PROSTATE cancer patients can now have side effects of radiotherapy reduced, according to surgeon Tim Dudderidge.

A life-changing gel injection, known as SpaceOAR hydrogel, is now being used by Southampton clinicians, and reduces the amount of radiation that can pass through the prostate and damage the rectum during treatment.

It consists mainly of water and is injected before the start of radiotherapy.

The gel is then absorbed naturally by the body after around six months.

Radiotherapy is among the treatment options available for prostate cancer and involves targeting high-energy x-rays at the prostate which destroy cancer cells and prevent them from spreading.

However, as the radiation is not absorbed by the prostate, it means nearby healthy organs and tissue can be affected – which the hydrogel can prevent by protecting the surrounding area.

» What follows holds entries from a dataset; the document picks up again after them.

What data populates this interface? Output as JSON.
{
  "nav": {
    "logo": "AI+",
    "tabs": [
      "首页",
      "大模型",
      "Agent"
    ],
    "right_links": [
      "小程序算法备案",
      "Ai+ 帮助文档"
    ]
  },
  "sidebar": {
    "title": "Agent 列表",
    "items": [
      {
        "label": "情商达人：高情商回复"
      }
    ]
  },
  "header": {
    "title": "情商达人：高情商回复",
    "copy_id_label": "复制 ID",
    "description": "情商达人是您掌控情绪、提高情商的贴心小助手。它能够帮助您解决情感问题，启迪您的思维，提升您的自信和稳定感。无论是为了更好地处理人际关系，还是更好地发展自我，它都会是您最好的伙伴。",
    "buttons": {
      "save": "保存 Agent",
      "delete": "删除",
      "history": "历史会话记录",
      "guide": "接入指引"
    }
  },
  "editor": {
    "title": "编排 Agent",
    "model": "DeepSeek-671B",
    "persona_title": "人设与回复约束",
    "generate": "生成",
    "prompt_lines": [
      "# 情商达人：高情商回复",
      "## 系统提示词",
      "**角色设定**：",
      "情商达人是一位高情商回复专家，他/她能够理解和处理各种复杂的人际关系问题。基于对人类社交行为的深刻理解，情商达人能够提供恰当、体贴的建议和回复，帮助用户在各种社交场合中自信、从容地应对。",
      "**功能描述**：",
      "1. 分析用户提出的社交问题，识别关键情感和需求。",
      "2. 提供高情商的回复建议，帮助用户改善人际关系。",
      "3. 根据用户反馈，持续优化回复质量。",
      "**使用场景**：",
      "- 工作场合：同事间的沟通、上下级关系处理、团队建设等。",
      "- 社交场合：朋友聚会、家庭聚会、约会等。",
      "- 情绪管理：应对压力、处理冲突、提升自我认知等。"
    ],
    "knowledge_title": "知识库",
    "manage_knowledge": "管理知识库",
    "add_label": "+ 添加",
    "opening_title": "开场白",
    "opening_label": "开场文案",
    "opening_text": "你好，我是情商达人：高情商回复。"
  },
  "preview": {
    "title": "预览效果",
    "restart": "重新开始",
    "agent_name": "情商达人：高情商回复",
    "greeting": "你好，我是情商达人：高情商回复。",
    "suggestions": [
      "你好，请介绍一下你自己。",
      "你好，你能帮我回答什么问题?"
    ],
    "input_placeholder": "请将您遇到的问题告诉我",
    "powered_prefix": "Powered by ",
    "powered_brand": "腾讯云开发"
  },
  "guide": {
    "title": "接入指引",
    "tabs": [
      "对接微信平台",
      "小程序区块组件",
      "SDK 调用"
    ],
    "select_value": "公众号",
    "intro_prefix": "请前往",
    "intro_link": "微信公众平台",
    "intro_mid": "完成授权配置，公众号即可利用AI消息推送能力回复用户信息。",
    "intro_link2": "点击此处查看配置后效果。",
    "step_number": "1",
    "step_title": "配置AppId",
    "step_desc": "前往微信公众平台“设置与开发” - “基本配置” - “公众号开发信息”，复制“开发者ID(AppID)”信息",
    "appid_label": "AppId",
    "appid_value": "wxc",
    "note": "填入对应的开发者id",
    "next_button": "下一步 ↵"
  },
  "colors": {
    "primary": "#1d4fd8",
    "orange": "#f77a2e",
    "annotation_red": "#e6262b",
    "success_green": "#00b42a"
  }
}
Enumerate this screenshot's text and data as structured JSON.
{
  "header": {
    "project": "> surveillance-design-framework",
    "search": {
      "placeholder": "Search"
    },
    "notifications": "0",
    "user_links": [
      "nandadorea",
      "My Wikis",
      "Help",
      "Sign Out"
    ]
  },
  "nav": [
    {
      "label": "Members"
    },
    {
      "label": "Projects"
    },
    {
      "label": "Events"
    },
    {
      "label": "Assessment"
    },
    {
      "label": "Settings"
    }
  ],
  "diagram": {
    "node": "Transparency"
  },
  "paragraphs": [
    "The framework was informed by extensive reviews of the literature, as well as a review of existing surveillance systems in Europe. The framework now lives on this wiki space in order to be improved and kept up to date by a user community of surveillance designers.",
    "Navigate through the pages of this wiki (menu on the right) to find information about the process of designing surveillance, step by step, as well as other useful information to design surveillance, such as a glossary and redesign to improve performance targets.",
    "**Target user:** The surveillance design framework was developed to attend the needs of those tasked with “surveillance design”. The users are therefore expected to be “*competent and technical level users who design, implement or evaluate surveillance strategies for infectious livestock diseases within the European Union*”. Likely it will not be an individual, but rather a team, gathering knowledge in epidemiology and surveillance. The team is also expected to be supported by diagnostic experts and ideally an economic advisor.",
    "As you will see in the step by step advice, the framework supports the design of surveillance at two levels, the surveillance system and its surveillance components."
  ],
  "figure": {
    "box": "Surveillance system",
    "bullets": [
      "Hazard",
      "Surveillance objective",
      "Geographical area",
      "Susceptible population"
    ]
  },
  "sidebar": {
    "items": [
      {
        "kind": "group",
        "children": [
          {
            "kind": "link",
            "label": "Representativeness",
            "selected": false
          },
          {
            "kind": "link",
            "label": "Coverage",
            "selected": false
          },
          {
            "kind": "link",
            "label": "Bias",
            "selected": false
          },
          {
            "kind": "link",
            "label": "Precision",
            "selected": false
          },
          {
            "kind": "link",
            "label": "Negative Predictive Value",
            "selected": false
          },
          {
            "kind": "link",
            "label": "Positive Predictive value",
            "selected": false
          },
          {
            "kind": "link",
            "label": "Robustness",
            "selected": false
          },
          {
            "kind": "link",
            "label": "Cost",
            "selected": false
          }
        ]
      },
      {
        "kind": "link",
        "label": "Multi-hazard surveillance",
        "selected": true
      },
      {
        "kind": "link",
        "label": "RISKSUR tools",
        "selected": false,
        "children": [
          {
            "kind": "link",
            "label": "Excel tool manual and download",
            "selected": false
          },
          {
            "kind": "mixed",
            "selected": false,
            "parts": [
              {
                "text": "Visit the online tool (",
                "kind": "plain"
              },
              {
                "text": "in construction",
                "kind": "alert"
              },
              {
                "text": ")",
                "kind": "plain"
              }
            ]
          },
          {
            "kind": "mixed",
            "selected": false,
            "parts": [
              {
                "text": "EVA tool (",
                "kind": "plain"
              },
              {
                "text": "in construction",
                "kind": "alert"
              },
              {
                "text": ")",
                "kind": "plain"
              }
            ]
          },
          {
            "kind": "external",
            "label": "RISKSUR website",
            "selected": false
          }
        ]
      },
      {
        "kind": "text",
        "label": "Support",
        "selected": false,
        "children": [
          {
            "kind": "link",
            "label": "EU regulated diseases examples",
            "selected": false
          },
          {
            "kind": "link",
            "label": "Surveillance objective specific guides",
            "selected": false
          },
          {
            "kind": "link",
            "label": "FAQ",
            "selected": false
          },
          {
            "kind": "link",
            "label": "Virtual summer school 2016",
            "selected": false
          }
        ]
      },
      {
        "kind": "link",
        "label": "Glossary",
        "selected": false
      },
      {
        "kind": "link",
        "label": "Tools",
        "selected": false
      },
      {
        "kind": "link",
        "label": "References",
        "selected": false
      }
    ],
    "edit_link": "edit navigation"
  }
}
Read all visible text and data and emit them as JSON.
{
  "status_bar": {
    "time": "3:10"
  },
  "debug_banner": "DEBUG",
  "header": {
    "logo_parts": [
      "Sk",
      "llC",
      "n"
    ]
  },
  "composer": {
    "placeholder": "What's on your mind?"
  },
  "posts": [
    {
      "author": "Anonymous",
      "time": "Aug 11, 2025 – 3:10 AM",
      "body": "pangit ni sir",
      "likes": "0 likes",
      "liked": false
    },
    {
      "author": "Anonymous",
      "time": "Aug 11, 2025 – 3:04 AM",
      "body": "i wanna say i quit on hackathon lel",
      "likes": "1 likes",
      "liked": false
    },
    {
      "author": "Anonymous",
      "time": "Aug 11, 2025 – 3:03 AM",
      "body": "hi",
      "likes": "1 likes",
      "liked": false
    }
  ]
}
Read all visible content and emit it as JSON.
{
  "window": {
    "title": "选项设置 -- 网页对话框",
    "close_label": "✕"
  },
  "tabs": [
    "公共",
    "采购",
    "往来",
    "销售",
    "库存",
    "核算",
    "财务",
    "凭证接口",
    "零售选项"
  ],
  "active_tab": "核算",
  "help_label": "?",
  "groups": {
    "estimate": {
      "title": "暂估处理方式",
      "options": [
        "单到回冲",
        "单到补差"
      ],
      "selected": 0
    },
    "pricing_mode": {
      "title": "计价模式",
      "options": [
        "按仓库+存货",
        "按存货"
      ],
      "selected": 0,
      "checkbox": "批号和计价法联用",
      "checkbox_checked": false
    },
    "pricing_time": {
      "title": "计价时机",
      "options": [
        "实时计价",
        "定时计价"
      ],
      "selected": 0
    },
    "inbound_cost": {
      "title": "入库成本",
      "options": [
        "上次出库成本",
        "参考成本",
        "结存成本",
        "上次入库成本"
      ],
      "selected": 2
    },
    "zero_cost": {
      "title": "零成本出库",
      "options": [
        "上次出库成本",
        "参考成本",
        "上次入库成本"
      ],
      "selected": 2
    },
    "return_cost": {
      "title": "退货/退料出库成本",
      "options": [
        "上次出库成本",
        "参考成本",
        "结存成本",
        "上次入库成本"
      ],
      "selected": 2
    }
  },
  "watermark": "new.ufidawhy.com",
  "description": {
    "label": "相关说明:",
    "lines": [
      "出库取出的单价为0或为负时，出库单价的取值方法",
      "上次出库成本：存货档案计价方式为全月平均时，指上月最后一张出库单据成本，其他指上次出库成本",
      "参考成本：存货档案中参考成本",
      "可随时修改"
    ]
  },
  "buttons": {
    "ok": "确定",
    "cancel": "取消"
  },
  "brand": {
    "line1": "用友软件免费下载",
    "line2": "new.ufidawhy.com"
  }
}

Studies have shown that the gel reduces side effects, such as rectal pain, bleeding and diarrhoea, by more than 70 percent.

Consultant urological surgeon at University Hospital Southampton (UHS), Tim Dudderidge, said: “This is great news for prostate cancer patients who now have the opportunity to undergo radiotherapy while minimising the risks of potential side effects.

“This is obviously a major concern for men who are due to undergo radiotherapy as part of their treatment, so the hydrogel spacer, which is clinically proven to lower radiation exposure to the surrounding organs and tissue, is a really positive development.”

He added: “The introduction of advancements like this are so important as they give patients the confidence that not only are we doing our best to treat the cancer but also that we are protecting long-term quality of life.”

The 15 Academic Health Science Networks (AHSNs) across England have responsibility for making up the use of SpaceOAR hydrogel for patients in local hospitals, with Wessex AHSN helping to support the rollout at UHS.

It is being introduced on a limited basis for patients most at risk of damage until full NHS commissioning is approved.

Joe Sladen, associate director at Wessex AHSN, said: “It’s great news that patients are benefitting from SpaceOAR in Southampton. We’re very proud to support innovations which improve patient quality of life, reduce harm and help people get better quicker.”

Simon Stevens, chief executive of NHS England, said: “This further advance in NHS care for prostate cancer means patients will have safer treatment with fewer side effects. It is another step forward in world-class cancer care.”